First off, get Michael Myers out of your head. He is nowhere to be seen in this movie (except on the TV screen between Silver Shamrock commercials). The original idea behind the Halloween series was to give a scary, Halloween themed tale each year for viewers to enjoy. Halloween featured Michael Myers, the boogeyman who stalked babysitters and grew a fondness for Laurie Strode. Halloween 2 supposedly killed Myers off to make way for a new story. The third installment was designed to scare trick-or-treaters by giving them a glimpse into the mad mind of a mask maker. The idea of a fresh story for each Halloween chapter is a great one. It gives viewers some variety on how they would like to be scared each October. The one thing director/writer Tommy Lee Wallace didn't think about was the popularity of Michael Myers. From 1978 on, fans swear by any Halloween movie that centers on Myers. The thought of anyone else killing in the series is considered blasphemy. This has given Halloween 3 a backlash that it has never recovered from. Released in 1982, fans have had twenty years to get over the fact that this movie is different from the others. It is strange that Tommy Lee Wallace, John Carpenter, Debra Hill, etc. are supposed to be apologetic for giving fans an original concept, rather than regurgitating another Michael Myers story. Was I upset initially? Hell yes! Still, I have come to appreciate Season of the Witch with time and feel it is a solid entry into the series.

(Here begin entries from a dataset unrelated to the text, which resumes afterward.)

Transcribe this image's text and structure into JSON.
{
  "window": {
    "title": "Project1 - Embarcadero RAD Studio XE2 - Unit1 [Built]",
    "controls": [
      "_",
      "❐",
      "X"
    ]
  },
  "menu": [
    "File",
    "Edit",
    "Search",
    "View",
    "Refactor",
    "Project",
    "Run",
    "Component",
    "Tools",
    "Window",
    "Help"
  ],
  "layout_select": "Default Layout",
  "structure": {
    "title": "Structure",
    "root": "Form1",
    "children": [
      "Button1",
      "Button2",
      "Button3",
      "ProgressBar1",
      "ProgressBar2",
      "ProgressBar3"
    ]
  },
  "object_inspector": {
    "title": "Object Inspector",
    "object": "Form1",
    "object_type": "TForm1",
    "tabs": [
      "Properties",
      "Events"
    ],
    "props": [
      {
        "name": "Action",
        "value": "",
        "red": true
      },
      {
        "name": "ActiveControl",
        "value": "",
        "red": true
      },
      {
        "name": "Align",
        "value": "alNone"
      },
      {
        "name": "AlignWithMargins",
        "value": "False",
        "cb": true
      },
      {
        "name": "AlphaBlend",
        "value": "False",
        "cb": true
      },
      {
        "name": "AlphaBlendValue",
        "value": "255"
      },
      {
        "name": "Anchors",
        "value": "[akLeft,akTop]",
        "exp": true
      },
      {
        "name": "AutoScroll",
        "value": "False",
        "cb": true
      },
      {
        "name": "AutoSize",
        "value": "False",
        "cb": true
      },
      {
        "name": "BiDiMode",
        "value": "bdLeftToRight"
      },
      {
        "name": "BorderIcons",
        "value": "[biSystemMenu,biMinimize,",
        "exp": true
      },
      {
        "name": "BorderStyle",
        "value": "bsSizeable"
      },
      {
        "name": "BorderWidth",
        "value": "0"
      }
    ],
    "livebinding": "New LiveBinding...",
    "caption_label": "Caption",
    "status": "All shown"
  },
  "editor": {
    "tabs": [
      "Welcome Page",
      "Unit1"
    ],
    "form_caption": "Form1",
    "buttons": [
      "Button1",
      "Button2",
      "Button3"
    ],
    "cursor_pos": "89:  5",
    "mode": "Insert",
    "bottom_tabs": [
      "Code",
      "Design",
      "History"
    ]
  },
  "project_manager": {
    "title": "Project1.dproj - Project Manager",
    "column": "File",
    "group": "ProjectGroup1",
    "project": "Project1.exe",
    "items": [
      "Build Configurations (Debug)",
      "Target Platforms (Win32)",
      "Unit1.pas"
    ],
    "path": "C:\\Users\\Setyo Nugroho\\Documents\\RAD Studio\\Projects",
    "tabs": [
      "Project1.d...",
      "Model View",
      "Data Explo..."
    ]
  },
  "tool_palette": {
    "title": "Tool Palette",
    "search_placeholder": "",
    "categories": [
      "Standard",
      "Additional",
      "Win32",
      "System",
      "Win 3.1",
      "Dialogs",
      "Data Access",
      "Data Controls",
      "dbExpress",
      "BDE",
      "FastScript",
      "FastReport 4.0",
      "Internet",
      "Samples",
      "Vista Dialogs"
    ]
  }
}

Something that certainly stands out is the deaths in the film. While some are what you would expect from a horror movie, a couple of kills are a bit disturbing. For those who have seen Season of the Witch, you probably know which ones I am talking about. Two deaths in particular really punctuate just how deranged Santa Mira 'savior' Conal Cochran actually is. By tapping into some everyday fears of the audience, Tommy Lee Wallace gives Halloween 3 a much darker edge that has not been seen in any of the other Halloween movies. Also, as with many early 80's slashers, the kills are more graphic than what we would see on the screen today. Don't get me wrong, there are plenty of other movies that are gorier, more over-the-top, etc. Halloween 3 just manages to get you to squirm a bit while you watch it. It certainly beats the "grab a sharp object, stab, and repeat" lull that other horror movies fall into.
The most refreshing aspect regarding Halloween 3 is that it doesn't feel like a sequel at all. It certainly contains sequel type flaws though. A far fetched plot, some unconvincing actors, and a huge question mark in the Silver Shamrock jingle.
Eight more days till Halloween. Silver Shamrock."
Don't act innocent. I know that anyone who is reading this, and has seen the movie, was singing along. So is this jingle simply annoying or does it a great way to promote the movie? Just like when a song on the radio gets stuck in your head, Silver Shamrock lingers with you for days. Let's break this down. When you think of the jingle, you think of the movie. When you think of the movie, you rent/buy the movie. When you rent/buy the movie, Moustapha Akkad (the executive producer of all entries in the Halloween series) wins. Are Moustapha Akkad and Conal Cochran the same person? Do the three masks in the movie actually symbolize the three entries into the Halloween series? It certainly is a strange coincidence. World domination through horror movies? Now that's a scary thought. Just to be on the safe side, this conspiracy theorist is going to make sure my DVD isn't embedded with a piece from Stonehenge.